RECORDS SHOWN |
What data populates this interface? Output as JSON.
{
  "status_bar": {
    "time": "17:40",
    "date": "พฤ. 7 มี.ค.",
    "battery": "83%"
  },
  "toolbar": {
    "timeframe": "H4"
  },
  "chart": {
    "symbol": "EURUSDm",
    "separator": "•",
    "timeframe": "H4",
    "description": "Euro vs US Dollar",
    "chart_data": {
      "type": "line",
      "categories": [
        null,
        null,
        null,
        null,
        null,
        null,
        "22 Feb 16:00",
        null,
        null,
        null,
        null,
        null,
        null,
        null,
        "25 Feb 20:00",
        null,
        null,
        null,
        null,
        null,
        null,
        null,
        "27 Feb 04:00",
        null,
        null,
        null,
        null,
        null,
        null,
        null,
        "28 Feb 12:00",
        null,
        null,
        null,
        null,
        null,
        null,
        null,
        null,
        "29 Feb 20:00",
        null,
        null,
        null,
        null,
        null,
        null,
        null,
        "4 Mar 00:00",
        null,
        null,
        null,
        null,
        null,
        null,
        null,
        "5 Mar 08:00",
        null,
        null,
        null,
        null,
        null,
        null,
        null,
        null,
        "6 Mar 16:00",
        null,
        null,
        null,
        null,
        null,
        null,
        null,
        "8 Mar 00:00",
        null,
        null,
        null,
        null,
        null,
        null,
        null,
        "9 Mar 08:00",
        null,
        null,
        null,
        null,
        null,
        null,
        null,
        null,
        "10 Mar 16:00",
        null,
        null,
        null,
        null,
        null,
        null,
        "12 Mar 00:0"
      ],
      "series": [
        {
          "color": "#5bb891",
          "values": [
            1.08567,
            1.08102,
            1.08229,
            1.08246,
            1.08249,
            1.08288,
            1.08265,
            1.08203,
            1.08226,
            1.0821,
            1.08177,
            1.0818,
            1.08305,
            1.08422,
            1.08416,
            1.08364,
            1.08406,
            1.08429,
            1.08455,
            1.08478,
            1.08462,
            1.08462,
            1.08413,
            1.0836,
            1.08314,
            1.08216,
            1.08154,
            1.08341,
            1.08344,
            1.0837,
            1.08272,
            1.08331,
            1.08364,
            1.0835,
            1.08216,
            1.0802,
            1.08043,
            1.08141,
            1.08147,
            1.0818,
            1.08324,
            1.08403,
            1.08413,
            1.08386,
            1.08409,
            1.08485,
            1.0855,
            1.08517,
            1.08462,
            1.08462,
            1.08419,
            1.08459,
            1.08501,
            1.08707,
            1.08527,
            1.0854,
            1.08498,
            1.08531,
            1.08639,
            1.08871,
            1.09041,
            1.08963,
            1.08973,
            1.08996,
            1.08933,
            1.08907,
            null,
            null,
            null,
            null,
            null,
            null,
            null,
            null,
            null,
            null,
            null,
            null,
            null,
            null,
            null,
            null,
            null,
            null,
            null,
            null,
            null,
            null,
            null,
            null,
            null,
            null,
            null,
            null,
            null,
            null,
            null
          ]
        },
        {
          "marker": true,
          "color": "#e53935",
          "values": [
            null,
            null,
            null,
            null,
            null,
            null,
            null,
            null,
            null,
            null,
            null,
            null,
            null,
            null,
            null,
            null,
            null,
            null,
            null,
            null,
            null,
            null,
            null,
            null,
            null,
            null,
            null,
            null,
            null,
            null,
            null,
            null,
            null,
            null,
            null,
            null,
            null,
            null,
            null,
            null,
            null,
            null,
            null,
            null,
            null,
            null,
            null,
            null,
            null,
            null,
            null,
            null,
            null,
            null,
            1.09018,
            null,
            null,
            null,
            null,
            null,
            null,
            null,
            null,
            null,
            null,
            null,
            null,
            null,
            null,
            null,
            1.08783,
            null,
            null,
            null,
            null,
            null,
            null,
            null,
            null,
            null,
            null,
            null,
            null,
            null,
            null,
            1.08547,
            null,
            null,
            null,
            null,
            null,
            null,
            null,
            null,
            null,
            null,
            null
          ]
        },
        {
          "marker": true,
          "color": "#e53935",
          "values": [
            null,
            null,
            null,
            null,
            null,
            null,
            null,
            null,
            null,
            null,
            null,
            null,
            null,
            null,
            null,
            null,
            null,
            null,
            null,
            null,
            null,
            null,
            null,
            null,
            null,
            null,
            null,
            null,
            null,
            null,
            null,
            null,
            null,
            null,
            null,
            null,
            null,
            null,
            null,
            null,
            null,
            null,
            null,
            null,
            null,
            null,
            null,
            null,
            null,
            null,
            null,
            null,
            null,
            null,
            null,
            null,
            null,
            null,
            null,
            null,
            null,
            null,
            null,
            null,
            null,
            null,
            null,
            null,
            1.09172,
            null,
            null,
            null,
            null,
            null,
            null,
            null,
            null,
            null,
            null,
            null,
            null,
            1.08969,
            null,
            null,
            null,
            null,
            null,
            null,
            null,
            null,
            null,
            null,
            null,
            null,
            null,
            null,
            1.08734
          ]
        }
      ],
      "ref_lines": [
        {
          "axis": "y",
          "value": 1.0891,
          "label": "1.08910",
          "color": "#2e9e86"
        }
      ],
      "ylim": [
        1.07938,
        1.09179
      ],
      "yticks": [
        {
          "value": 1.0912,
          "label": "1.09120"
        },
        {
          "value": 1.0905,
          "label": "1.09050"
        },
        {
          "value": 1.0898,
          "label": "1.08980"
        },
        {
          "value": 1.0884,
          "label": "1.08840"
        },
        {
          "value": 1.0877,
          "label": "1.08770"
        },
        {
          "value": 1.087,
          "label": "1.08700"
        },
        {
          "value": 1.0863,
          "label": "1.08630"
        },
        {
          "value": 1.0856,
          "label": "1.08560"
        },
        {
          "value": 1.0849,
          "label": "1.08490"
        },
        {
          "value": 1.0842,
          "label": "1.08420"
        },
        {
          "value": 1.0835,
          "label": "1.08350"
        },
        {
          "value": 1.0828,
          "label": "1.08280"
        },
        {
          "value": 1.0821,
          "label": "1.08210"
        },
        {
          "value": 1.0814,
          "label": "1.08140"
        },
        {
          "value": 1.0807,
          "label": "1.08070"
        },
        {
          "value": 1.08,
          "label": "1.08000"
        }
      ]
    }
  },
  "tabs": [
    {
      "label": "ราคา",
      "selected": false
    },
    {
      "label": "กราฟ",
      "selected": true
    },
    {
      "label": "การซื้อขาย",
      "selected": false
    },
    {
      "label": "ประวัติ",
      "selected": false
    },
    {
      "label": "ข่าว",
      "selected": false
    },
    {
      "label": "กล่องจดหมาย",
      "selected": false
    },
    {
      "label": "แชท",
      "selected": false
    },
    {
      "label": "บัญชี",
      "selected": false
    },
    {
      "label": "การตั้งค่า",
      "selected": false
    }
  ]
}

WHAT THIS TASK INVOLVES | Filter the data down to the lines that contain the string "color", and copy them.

TASK ANSWER |
          "color": "#5bb891",
          "color": "#e53935",
          "color": "#e53935",
          "color": "#2e9e86"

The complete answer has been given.